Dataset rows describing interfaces
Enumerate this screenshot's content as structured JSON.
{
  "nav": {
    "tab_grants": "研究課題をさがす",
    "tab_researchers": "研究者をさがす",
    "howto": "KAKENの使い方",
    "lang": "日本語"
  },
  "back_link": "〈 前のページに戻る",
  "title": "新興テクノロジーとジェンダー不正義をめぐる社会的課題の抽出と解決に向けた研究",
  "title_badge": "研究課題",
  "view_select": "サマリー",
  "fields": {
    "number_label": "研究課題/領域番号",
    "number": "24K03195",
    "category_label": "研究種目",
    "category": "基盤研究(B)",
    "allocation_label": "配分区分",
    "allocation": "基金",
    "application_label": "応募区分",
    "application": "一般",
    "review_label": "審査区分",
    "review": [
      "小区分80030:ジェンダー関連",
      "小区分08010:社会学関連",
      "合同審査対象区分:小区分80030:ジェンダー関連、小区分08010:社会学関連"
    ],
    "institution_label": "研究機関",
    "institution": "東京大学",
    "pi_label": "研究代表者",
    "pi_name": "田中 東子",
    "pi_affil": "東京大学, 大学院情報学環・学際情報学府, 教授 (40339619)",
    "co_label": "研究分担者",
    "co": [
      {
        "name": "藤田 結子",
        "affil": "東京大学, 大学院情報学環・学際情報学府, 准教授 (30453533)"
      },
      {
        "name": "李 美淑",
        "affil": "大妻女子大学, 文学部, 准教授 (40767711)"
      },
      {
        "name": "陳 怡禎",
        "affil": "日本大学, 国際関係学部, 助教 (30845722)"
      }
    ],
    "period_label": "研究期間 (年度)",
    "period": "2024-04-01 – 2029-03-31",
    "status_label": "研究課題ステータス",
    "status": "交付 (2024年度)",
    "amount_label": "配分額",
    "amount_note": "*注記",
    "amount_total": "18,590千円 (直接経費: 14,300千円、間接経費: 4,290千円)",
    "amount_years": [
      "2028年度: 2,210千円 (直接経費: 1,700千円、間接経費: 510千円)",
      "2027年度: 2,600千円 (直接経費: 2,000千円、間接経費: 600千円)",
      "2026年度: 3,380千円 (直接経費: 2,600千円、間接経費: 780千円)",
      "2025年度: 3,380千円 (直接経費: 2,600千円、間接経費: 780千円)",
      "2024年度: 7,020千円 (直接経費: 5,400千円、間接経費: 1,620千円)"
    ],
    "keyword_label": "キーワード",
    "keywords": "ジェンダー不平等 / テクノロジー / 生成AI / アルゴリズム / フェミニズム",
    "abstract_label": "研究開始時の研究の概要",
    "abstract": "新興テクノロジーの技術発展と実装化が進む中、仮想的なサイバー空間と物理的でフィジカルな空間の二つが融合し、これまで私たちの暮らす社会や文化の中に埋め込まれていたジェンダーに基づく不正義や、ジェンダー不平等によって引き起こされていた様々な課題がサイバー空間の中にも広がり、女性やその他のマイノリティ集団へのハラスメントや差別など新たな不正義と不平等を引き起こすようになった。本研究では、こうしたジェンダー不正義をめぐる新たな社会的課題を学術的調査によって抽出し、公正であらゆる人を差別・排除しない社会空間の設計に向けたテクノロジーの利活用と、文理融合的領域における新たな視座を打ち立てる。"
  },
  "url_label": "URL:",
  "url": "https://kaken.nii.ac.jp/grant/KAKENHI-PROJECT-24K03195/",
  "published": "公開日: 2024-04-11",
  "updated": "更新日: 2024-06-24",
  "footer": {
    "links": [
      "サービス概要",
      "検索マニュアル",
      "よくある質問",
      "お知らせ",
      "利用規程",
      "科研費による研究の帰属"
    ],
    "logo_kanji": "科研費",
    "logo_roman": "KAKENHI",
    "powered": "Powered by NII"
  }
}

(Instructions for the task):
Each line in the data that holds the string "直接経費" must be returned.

(Expected answer):
    "amount_total": "18,590千円 (直接経費: 14,300千円、間接経費: 4,290千円)",
      "2028年度: 2,210千円 (直接経費: 1,700千円、間接経費: 510千円)",
      "2027年度: 2,600千円 (直接経費: 2,000千円、間接経費: 600千円)",
      "2026年度: 3,380千円 (直接経費: 2,600千円、間接経費: 780千円)",
      "2025年度: 3,380千円 (直接経費: 2,600千円、間接経費: 780千円)",
      "2024年度: 7,020千円 (直接経費: 5,400千円、間接経費: 1,620千円)"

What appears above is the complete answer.